By focusing on the routines that add value, it will be easier for you to identify and change the routines that reduce value. The good routines will begin to crowd out the bad ones.
It comes back to that favorite Aristotle quote I cited in Chapter 4, “We are what we repeatedly do. Excellence, then, is not an act but a habit.” For our purposes, excellence represents you at your best. Habits are the consciously chosen actions that make up the routines that help you show up at your best.
An example of how this works comes from Crystal Cooper, the Unisys vice president we met in Chapter 6. The day I interviewed her, she mentioned that she was two or three business days away from an important presentation that she and her team had not yet nailed down. When I remarked that she seemed really calm and peaceful about that, she told me that she had learned enough about herself over the years to know that she would get everything done in time and that it was all good. (She was right. When I e-mailed her a few weeks later to ask how things went with the presentation, she reported, “We did a great job, and it was a good day.”)

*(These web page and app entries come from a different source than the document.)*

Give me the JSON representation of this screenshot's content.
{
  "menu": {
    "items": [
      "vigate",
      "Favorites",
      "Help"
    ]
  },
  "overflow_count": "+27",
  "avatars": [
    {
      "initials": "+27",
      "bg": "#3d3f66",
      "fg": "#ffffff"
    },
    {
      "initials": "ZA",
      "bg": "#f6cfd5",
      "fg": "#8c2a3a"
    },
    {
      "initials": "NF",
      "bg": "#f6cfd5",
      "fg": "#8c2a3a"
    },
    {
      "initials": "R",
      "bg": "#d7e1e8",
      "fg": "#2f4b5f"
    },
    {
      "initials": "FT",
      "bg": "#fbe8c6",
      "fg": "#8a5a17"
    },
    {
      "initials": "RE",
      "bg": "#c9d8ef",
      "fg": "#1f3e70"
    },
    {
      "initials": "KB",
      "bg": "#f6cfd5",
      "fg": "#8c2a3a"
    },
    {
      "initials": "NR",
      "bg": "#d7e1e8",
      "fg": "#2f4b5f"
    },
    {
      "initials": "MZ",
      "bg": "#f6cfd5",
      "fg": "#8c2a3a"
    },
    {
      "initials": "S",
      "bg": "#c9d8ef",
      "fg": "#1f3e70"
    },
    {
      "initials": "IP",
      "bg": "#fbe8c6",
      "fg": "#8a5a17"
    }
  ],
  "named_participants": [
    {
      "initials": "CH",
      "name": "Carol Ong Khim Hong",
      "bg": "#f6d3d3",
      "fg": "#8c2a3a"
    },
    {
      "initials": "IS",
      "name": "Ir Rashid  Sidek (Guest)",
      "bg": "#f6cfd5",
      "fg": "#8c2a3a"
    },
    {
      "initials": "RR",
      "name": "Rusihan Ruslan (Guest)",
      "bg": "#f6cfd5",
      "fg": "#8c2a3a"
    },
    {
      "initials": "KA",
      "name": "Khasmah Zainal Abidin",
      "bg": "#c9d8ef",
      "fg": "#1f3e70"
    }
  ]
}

In our interview, Cooper told me that the routines she’s followed over the years enable her to be calm in a deep way, “How you feel internally is how you will present externally,” she told me. She continued, “It’s very hard to be calm on the outside if you’re not calm on the inside. For me, that comes from daily routines. . . . Through them, I realized that it’s all in me. I have it. The routines get me to a place where I can access that creativity and be calm and confident so that I can do these things.”
Daily yoga and meditation are at the heart of the routines that enable Cooper to show up in the calm, confident, and creative state that represents her at her best. She told me, “I started off on a fairly irregular basis, and then it got to a place where I needed to incorporate it every day in the morning or, based on whatever my day was going to be like, I was able to pick 20 minutes, or half an hour, or 15 minutes, just depending on how I was feeling that day.” She has found that by coming back to these routines for some period of time each day, she is not only able to set her energy level and pace but also able to clarify what she wants to accomplish in a given day.
Again, as your routines may be different from Alanson Van Fleet’s daily happy hour; they may be different from Crystal Cooper’s daily base touch with yoga and meditation. The point isn’t to advocate specific routines but to help you identify a few that will enhance the level of mindfulness you need to bring a focused sense of awareness and intention to your life.